PANAJI: The two day workshop on ‘Mhadei: A Multidisciplinary Exploration’, organized by the Multidisciplinary Cluster on Mhadei (MCM), Goa University, concluded with a call for close collaboration between the government, experts and the civil society in Goa in order to generate greater knowledge base and action on protecting and preserving the river.
The first day of the workshop, inaugurated by Advocate General ,Goa, Mr. Davidas Pangam, included presentations on the scientific and technical dimensions of Mhadei river, particularly those pertaining to the proposed diversion.
The study done on the Mhadei watershed by Dr. Manoj Ibrampukar pointed out that diversion will lead to reduced water discharge during both monsoon and non monsoon seasons, affecting preservation of dry water flows and reduction in sediment load.
The paper by Dr. Vidyadhar Atkore, on impact of proposed diversion on fresh fishwater diversity pointed out that some endemic species of fish have lost their critical habitat due to the Kalsa Bhanduri diversion project.
A preliminary study on geomorphic trends in Mhadei by Disha Karapurkar reveals that the river is susceptible to both natural and anthropogenic influences and would require conscious policy decisions to conserve and protect the integrity of the river.
Dr Nitin Sawant in his study on the biodiversity impact of proposed diversion, listed out the endemic species of plants and animals dependent on fresh water sources in the region and pointed out that the change in the flow of the river could deeply impact dependent species, in turn affecting human populations.
A preliminary study by Heena Gaude and Sweta Bhonsle focusing on economic impact of Mhadei on people’s lives , sought to analyse relationship between watershed delineation, agriculture index and recharging of wells using GIS mapping techniques. Sara George from Living Waters Museum spoke about her digital initiative which has been documenting, curating, communicating the rich traditions of water heritage in India, and the ongoing project on Goa Water Stories.
Tahir Noronha’s paper proposed grant of a legal status to the rights of river Mhadei, in the context of global ‘Rights of Nature’ movement and national examples such as Ganges being given legal status as per the High Court judgment, protecting its right to flow freely.

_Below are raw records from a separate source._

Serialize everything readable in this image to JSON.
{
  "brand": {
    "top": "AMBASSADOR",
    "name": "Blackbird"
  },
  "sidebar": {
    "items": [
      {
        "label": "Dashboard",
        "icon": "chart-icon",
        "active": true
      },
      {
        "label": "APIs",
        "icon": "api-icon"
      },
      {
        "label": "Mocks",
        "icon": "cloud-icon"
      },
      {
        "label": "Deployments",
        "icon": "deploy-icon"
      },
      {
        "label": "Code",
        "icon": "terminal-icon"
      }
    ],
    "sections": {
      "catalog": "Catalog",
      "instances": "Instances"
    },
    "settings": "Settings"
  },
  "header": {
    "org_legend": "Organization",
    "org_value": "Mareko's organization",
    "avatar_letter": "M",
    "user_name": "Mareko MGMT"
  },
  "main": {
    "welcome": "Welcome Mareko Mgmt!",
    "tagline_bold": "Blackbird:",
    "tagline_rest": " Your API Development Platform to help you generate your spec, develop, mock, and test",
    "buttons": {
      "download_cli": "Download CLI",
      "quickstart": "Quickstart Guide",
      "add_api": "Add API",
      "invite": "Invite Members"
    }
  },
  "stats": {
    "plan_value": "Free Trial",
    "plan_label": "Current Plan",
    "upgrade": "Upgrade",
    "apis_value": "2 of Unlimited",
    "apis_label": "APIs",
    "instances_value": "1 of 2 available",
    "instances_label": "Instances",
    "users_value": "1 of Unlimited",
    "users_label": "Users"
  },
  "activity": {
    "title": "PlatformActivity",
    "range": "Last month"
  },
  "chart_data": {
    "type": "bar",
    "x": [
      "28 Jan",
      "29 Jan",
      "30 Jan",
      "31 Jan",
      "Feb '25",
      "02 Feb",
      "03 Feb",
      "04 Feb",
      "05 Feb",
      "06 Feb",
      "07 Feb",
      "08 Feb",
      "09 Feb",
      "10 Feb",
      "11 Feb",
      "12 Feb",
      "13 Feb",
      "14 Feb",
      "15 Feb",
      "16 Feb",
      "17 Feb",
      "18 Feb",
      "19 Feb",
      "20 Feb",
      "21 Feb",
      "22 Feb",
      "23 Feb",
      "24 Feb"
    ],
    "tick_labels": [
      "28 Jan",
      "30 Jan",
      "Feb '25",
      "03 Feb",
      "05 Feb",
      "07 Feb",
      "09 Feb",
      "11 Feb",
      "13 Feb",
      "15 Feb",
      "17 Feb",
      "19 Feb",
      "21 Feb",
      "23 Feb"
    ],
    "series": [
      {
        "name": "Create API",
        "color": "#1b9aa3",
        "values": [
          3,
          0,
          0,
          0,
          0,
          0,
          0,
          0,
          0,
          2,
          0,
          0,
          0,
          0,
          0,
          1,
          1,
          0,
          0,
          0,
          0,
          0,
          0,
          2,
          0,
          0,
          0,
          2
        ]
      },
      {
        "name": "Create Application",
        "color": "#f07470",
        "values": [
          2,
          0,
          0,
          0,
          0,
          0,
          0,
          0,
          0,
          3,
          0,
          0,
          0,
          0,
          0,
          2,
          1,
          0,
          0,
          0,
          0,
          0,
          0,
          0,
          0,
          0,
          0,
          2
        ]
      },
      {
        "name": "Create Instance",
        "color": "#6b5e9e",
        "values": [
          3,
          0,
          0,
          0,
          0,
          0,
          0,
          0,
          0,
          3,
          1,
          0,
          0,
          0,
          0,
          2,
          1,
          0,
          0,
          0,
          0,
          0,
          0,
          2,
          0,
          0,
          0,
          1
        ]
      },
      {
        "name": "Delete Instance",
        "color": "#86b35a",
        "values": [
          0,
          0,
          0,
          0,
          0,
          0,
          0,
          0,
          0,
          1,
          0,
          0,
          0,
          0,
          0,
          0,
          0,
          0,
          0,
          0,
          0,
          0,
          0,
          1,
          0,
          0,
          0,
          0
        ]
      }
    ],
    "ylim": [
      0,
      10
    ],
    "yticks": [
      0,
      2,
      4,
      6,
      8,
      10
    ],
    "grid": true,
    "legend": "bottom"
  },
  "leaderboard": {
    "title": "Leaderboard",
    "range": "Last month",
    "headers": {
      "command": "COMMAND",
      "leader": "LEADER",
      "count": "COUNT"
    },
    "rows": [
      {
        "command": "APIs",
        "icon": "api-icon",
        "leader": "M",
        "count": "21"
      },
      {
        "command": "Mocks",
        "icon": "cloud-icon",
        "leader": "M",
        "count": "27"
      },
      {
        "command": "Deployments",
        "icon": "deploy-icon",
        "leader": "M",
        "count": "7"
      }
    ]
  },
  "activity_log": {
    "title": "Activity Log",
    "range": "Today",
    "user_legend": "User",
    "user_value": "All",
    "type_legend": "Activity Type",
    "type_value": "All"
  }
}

Ravaji Gaunkar spoke of the role and responses of village communities, which are often caught between issues of livelihood around Mhadei and the ‘Politics of Mhadei’. Prof. Rahul Tripathi, in his presentation questioned the role of the state as well the civil society in not being consistent in appreciating and understanding the larger context of Mhadei issue and in the process hampering Goa’s case for protecting the river. He urged on filling the knowledge deficit on the issue to overcome the political deficit and creating spaces for dialogue within and beyond the state.